── DATASET EXTRACT ──

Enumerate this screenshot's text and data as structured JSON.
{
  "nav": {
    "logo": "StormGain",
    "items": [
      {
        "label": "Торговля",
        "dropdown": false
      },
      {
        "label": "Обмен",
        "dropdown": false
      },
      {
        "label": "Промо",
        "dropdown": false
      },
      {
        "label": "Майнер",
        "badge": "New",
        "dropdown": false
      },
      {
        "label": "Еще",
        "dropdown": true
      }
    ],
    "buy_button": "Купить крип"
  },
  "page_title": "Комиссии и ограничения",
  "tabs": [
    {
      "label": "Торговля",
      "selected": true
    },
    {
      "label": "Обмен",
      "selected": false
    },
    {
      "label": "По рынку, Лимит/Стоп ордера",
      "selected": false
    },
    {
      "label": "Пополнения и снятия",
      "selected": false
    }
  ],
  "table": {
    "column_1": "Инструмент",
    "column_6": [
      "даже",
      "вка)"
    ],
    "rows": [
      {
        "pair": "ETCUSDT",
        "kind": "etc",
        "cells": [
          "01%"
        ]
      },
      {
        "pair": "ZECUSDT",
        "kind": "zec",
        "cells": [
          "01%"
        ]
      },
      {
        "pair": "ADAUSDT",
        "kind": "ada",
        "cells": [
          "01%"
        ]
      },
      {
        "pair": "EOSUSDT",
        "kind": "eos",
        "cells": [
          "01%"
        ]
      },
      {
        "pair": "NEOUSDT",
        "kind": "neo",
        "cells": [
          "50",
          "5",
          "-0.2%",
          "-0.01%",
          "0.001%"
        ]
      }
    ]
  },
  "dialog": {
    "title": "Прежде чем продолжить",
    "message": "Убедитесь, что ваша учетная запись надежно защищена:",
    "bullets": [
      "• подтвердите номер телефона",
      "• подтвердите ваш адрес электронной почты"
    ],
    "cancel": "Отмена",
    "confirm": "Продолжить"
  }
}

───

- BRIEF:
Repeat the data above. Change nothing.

- EXERCISE RESULT:
Enumerate this screenshot's text and data as structured JSON.
{
  "nav": {
    "logo": "StormGain",
    "items": [
      {
        "label": "Торговля",
        "dropdown": false
      },
      {
        "label": "Обмен",
        "dropdown": false
      },
      {
        "label": "Промо",
        "dropdown": false
      },
      {
        "label": "Майнер",
        "badge": "New",
        "dropdown": false
      },
      {
        "label": "Еще",
        "dropdown": true
      }
    ],
    "buy_button": "Купить крип"
  },
  "page_title": "Комиссии и ограничения",
  "tabs": [
    {
      "label": "Торговля",
      "selected": true
    },
    {
      "label": "Обмен",
      "selected": false
    },
    {
      "label": "По рынку, Лимит/Стоп ордера",
      "selected": false
    },
    {
      "label": "Пополнения и снятия",
      "selected": false
    }
  ],
  "table": {
    "column_1": "Инструмент",
    "column_6": [
      "даже",
      "вка)"
    ],
    "rows": [
      {
        "pair": "ETCUSDT",
        "kind": "etc",
        "cells": [
          "01%"
        ]
      },
      {
        "pair": "ZECUSDT",
        "kind": "zec",
        "cells": [
          "01%"
        ]
      },
      {
        "pair": "ADAUSDT",
        "kind": "ada",
        "cells": [
          "01%"
        ]
      },
      {
        "pair": "EOSUSDT",
        "kind": "eos",
        "cells": [
          "01%"
        ]
      },
      {
        "pair": "NEOUSDT",
        "kind": "neo",
        "cells": [
          "50",
          "5",
          "-0.2%",
          "-0.01%",
          "0.001%"
        ]
      }
    ]
  },
  "dialog": {
    "title": "Прежде чем продолжить",
    "message": "Убедитесь, что ваша учетная запись надежно защищена:",
    "bullets": [
      "• подтвердите номер телефона",
      "• подтвердите ваш адрес электронной почты"
    ],
    "cancel": "Отмена",
    "confirm": "Продолжить"
  }
}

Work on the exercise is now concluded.